| WORK TO COMPLETE |
In every line of the records, look for "JSON", then report how many lines have it and nothing else.

(Data records for software interfaces)
──────

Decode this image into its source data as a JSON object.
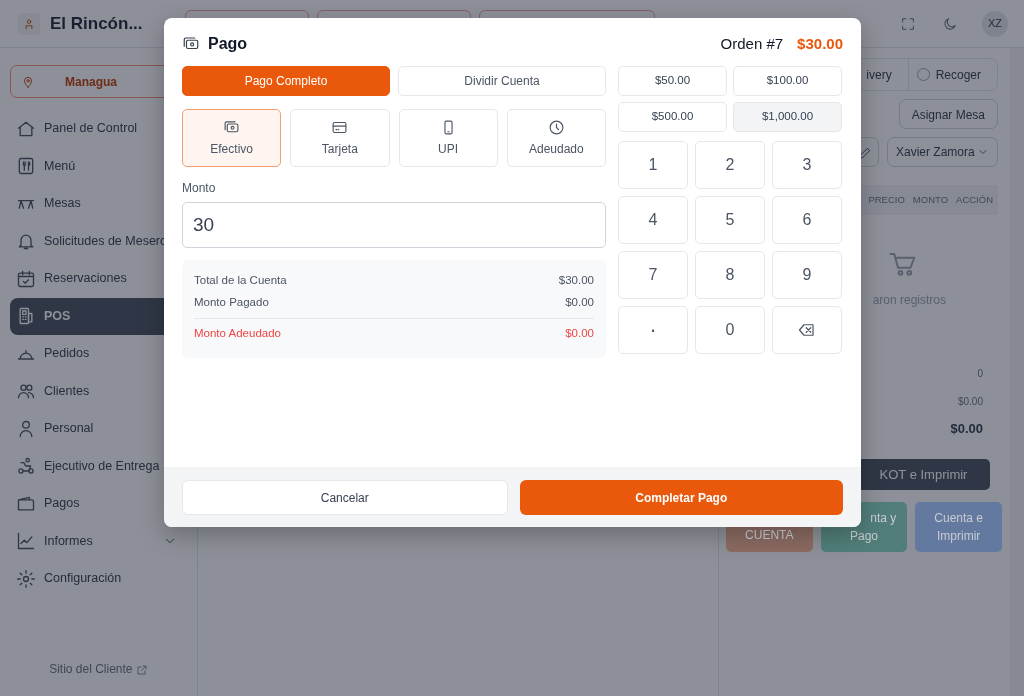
{
  "header": {
    "brand": "El Rincón...",
    "user_initials": "XZ"
  },
  "sidebar": {
    "location": "Managua",
    "items": [
      {
        "label": "Panel de Control",
        "selected": false,
        "kind": "link"
      },
      {
        "label": "Menú",
        "selected": false,
        "kind": "link"
      },
      {
        "label": "Mesas",
        "selected": false,
        "kind": "link"
      },
      {
        "label": "Solicitudes de Meserc",
        "selected": false,
        "kind": "link"
      },
      {
        "label": "Reservaciones",
        "selected": false,
        "kind": "link"
      },
      {
        "label": "POS",
        "selected": true,
        "kind": "link"
      },
      {
        "label": "Pedidos",
        "selected": false,
        "kind": "link"
      },
      {
        "label": "Clientes",
        "selected": false,
        "kind": "link"
      },
      {
        "label": "Personal",
        "selected": false,
        "kind": "link"
      },
      {
        "label": "Ejecutivo de Entrega",
        "selected": false,
        "kind": "link"
      },
      {
        "label": "Pagos",
        "selected": false,
        "kind": "link"
      },
      {
        "label": "Informes",
        "selected": false,
        "kind": "group"
      },
      {
        "label": "Configuración",
        "selected": false,
        "kind": "link"
      }
    ],
    "footer_link": "Sitio del Cliente"
  },
  "order_panel": {
    "order_types": [
      {
        "label": "ivery",
        "kind": "button",
        "selected": false
      },
      {
        "label": "Recoger",
        "kind": "radio",
        "selected": false
      }
    ],
    "assign_table": "Asignar Mesa",
    "waiter": "Xavier Zamora",
    "columns": [
      "PRECIO",
      "MONTO",
      "ACCIÓN"
    ],
    "empty_text": "aron registros",
    "summary": [
      {
        "value": "0",
        "kind": "normal"
      },
      {
        "value": "$0.00",
        "kind": "normal"
      },
      {
        "value": "$0.00",
        "kind": "total"
      }
    ],
    "kot_button": "KOT e Imprimir",
    "actions": [
      {
        "lines": [
          "CUENTA"
        ],
        "color": "#8b6b62"
      },
      {
        "lines": [
          "nta y",
          "Pago"
        ],
        "color": "#517e79"
      },
      {
        "lines": [
          "Cuenta e",
          "Imprimir"
        ],
        "color": "#6379a0"
      }
    ]
  },
  "payment_modal": {
    "title": "Pago",
    "order": "Orden #7",
    "total": "$30.00",
    "modes": [
      {
        "label": "Pago Completo",
        "selected": true
      },
      {
        "label": "Dividir Cuenta",
        "selected": false
      }
    ],
    "methods": [
      {
        "label": "Efectivo",
        "selected": true
      },
      {
        "label": "Tarjeta",
        "selected": false
      },
      {
        "label": "UPI",
        "selected": false
      },
      {
        "label": "Adeudado",
        "selected": false
      }
    ],
    "amount": {
      "label": "Monto",
      "value": "30"
    },
    "summary": [
      {
        "label": "Total de la Cuenta",
        "value": "$30.00",
        "kind": "normal"
      },
      {
        "label": "Monto Pagado",
        "value": "$0.00",
        "kind": "normal"
      },
      {
        "label": "Monto Adeudado",
        "value": "$0.00",
        "kind": "due"
      }
    ],
    "quick_amounts": [
      {
        "label": "$50.00",
        "selected": false
      },
      {
        "label": "$100.00",
        "selected": false
      },
      {
        "label": "$500.00",
        "selected": false
      },
      {
        "label": "$1,000.00",
        "selected": true
      }
    ],
    "keys": [
      {
        "kind": "digit",
        "label": "1"
      },
      {
        "kind": "digit",
        "label": "2"
      },
      {
        "kind": "digit",
        "label": "3"
      },
      {
        "kind": "digit",
        "label": "4"
      },
      {
        "kind": "digit",
        "label": "5"
      },
      {
        "kind": "digit",
        "label": "6"
      },
      {
        "kind": "digit",
        "label": "7"
      },
      {
        "kind": "digit",
        "label": "8"
      },
      {
        "kind": "digit",
        "label": "9"
      },
      {
        "kind": "decimal",
        "label": "."
      },
      {
        "kind": "digit",
        "label": "0"
      },
      {
        "kind": "backspace"
      }
    ],
    "cancel": "Cancelar",
    "confirm": "Completar Pago"
  }
}
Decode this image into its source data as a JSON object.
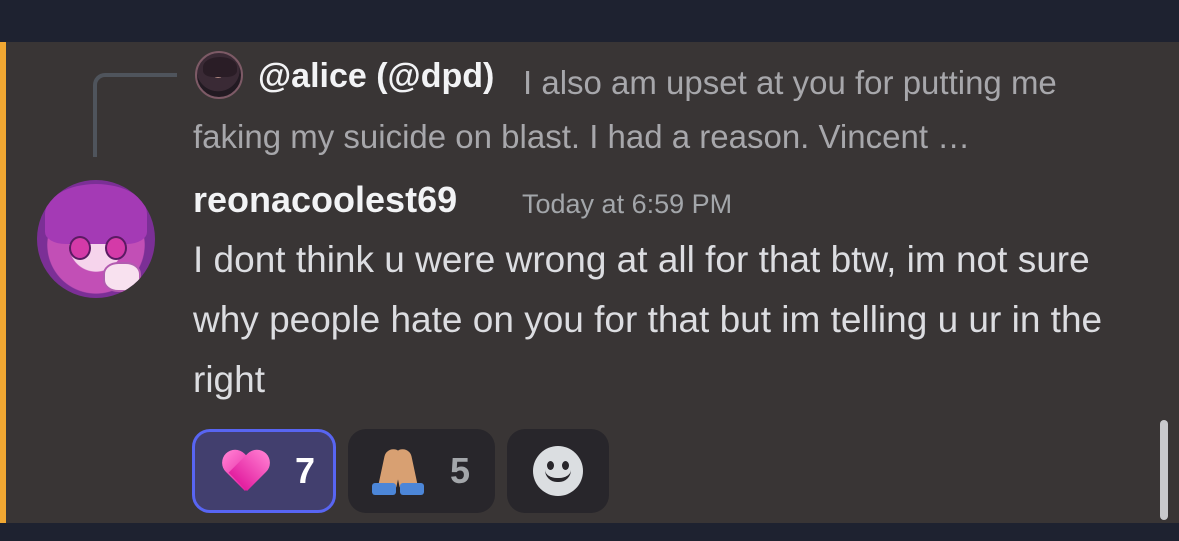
{
  "reply": {
    "author": "@alice (@dpd)",
    "text": "I also am upset at you for putting me faking my suicide on blast. I had a reason. Vincent …"
  },
  "message": {
    "author": "reonacoolest69",
    "timestamp": "Today at 6:59 PM",
    "content": "I dont think u were wrong at all for that btw, im not sure why people hate on you for that but im telling u ur in the right"
  },
  "reactions": [
    {
      "emoji": "heart-emoji",
      "count": "7",
      "active": true
    },
    {
      "emoji": "folded-hands-emoji",
      "count": "5",
      "active": false
    }
  ],
  "add_reaction_icon": "add-reaction-smiley-icon",
  "colors": {
    "mention_strip": "#f0a732",
    "message_bg": "#393535",
    "active_reaction_border": "#5865f2"
  }
}
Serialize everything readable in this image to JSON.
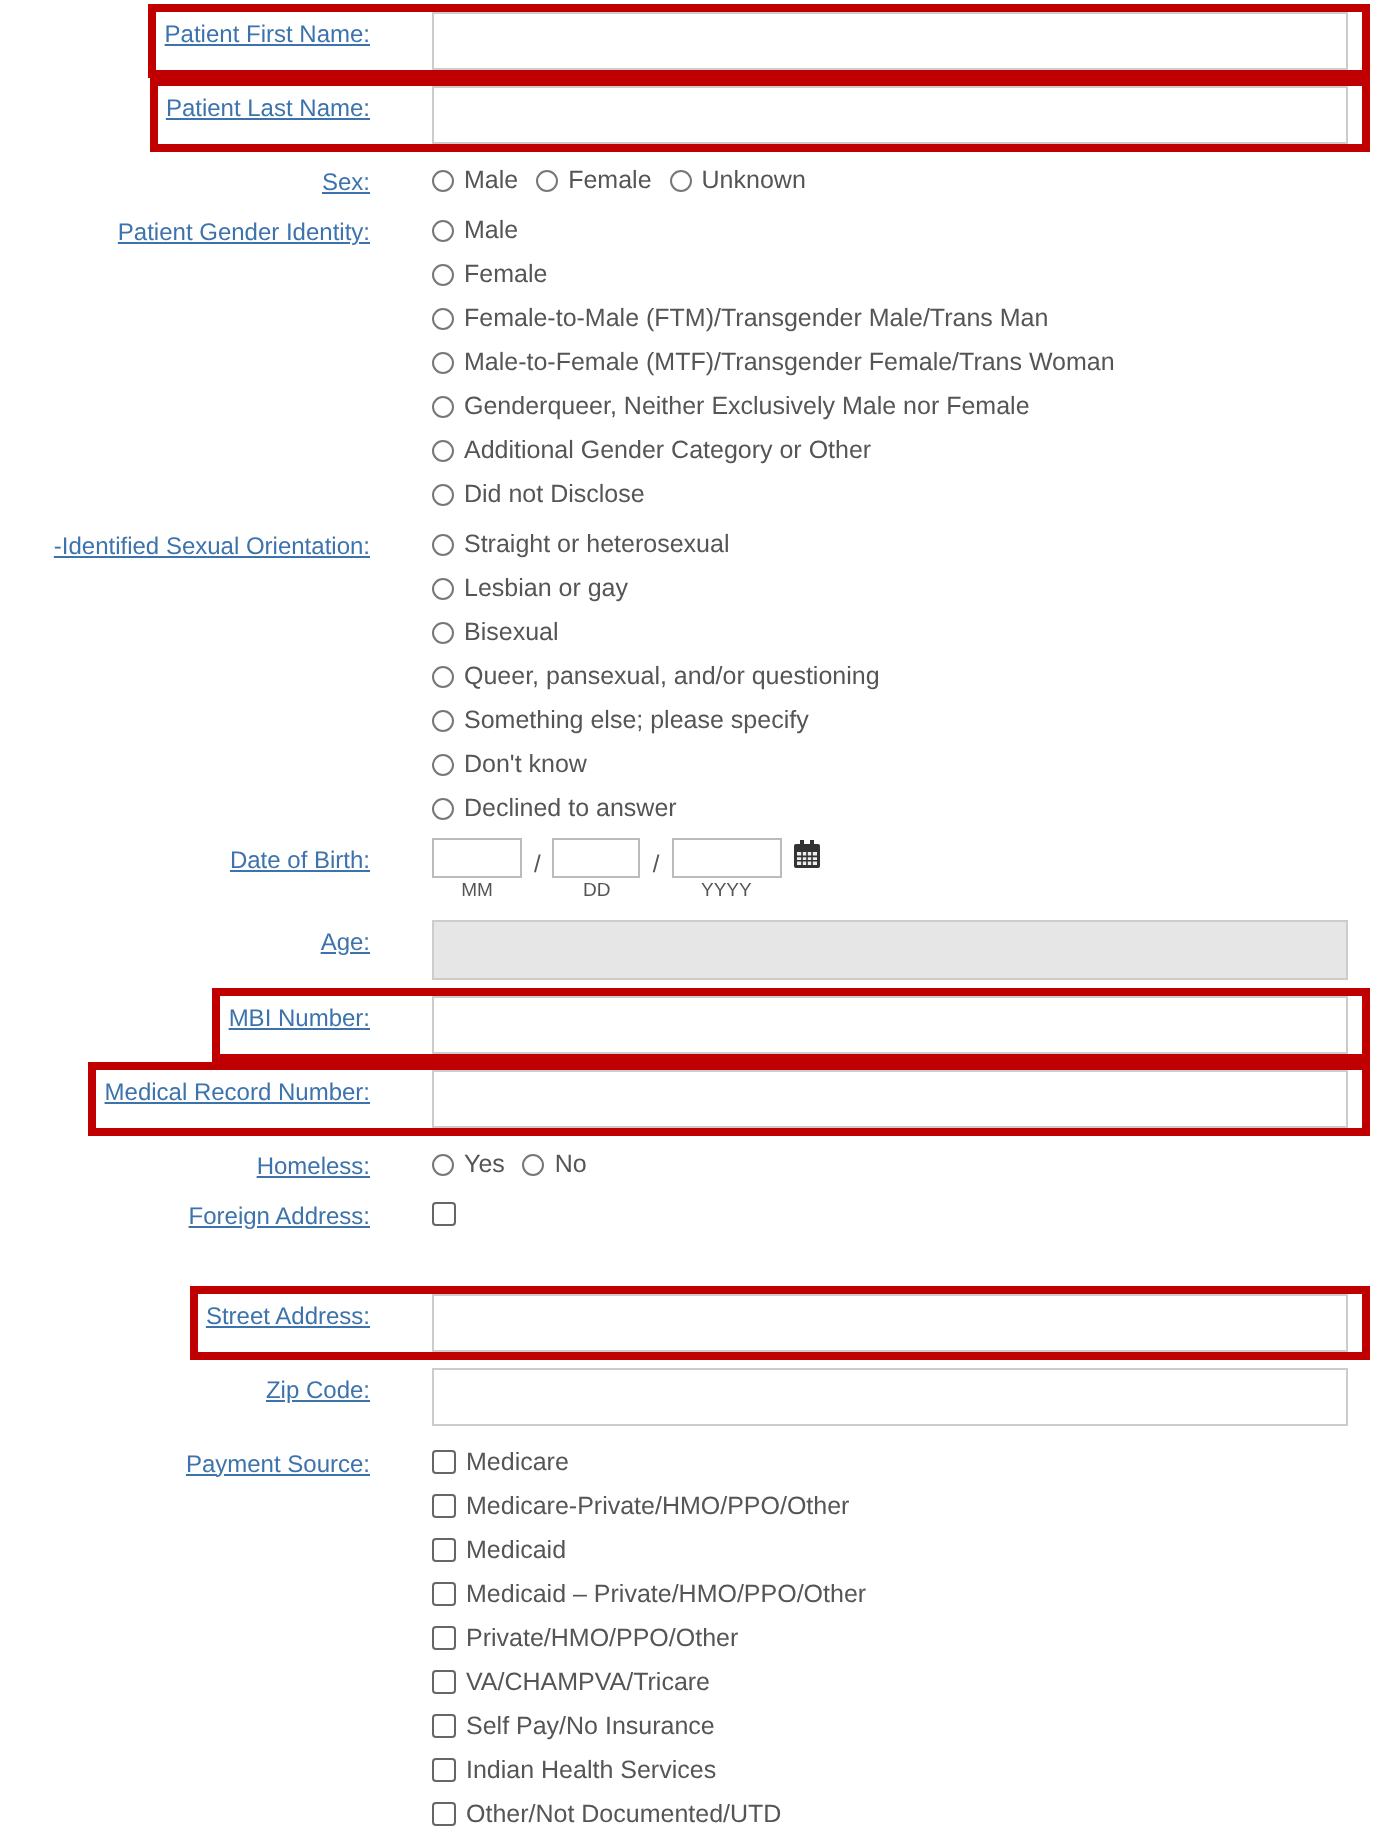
{
  "sections": [
    {
      "rows": [
        {
          "kind": "text",
          "label": "Patient First Name:",
          "highlighted": true
        },
        {
          "kind": "text",
          "label": "Patient Last Name:",
          "highlighted": true
        },
        {
          "kind": "radio_inline",
          "label": "Sex:",
          "highlighted": false,
          "options": [
            {
              "label": "Male",
              "selected": false
            },
            {
              "label": "Female",
              "selected": false
            },
            {
              "label": "Unknown",
              "selected": false
            }
          ]
        },
        {
          "kind": "radio_list",
          "label": "Patient Gender Identity:",
          "highlighted": false,
          "options": [
            {
              "label": "Male",
              "selected": false
            },
            {
              "label": "Female",
              "selected": false
            },
            {
              "label": "Female-to-Male (FTM)/Transgender Male/Trans Man",
              "selected": false
            },
            {
              "label": "Male-to-Female (MTF)/Transgender Female/Trans Woman",
              "selected": false
            },
            {
              "label": "Genderqueer, Neither Exclusively Male nor Female",
              "selected": false
            },
            {
              "label": "Additional Gender Category or Other",
              "selected": false
            },
            {
              "label": "Did not Disclose",
              "selected": false
            }
          ]
        },
        {
          "kind": "radio_list",
          "label": "-Identified Sexual Orientation:",
          "highlighted": false,
          "options": [
            {
              "label": "Straight or heterosexual",
              "selected": false
            },
            {
              "label": "Lesbian or gay",
              "selected": false
            },
            {
              "label": "Bisexual",
              "selected": false
            },
            {
              "label": "Queer, pansexual, and/or questioning",
              "selected": false
            },
            {
              "label": "Something else; please specify",
              "selected": false
            },
            {
              "label": "Don't know",
              "selected": false
            },
            {
              "label": "Declined to answer",
              "selected": false
            }
          ]
        },
        {
          "kind": "date",
          "label": "Date of Birth:",
          "highlighted": false,
          "separators": [
            "/",
            "/"
          ],
          "parts": [
            "MM",
            "DD",
            "YYYY"
          ]
        },
        {
          "kind": "readonly",
          "label": "Age:",
          "highlighted": false
        },
        {
          "kind": "text",
          "label": "MBI Number:",
          "highlighted": true
        },
        {
          "kind": "text",
          "label": "Medical Record Number:",
          "highlighted": true
        },
        {
          "kind": "radio_inline",
          "label": "Homeless:",
          "highlighted": false,
          "options": [
            {
              "label": "Yes",
              "selected": false
            },
            {
              "label": "No",
              "selected": false
            }
          ]
        },
        {
          "kind": "checkbox",
          "label": "Foreign Address:",
          "highlighted": false,
          "checked": false
        }
      ]
    },
    {
      "rows": [
        {
          "kind": "text",
          "label": "Street Address:",
          "highlighted": true
        },
        {
          "kind": "text",
          "label": "Zip Code:",
          "highlighted": false
        },
        {
          "kind": "checkbox_list",
          "label": "Payment Source:",
          "highlighted": false,
          "options": [
            {
              "label": "Medicare",
              "checked": false
            },
            {
              "label": "Medicare-Private/HMO/PPO/Other",
              "checked": false
            },
            {
              "label": "Medicaid",
              "checked": false
            },
            {
              "label": "Medicaid – Private/HMO/PPO/Other",
              "checked": false
            },
            {
              "label": "Private/HMO/PPO/Other",
              "checked": false
            },
            {
              "label": "VA/CHAMPVA/Tricare",
              "checked": false
            },
            {
              "label": "Self Pay/No Insurance",
              "checked": false
            },
            {
              "label": "Indian Health Services",
              "checked": false
            },
            {
              "label": "Other/Not Documented/UTD",
              "checked": false
            }
          ]
        }
      ]
    }
  ]
}
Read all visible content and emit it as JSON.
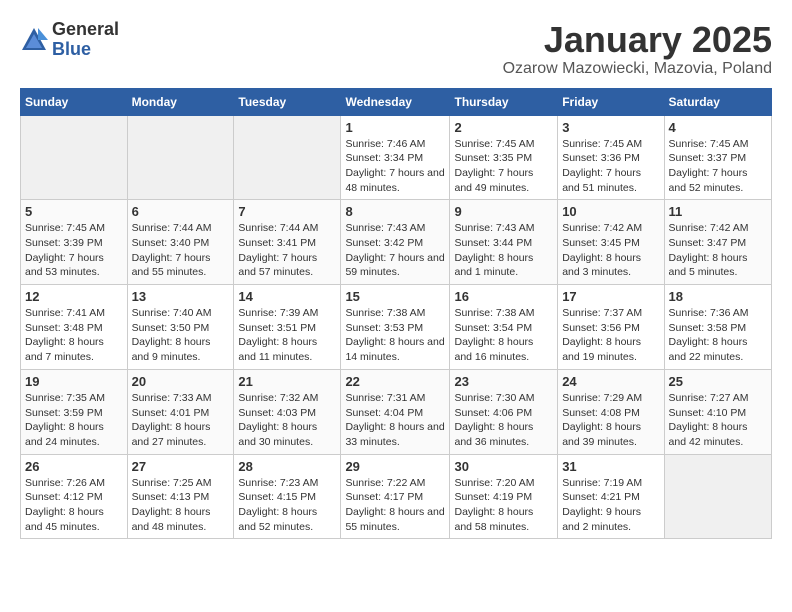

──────

| EXERCISE RESPONSE |
4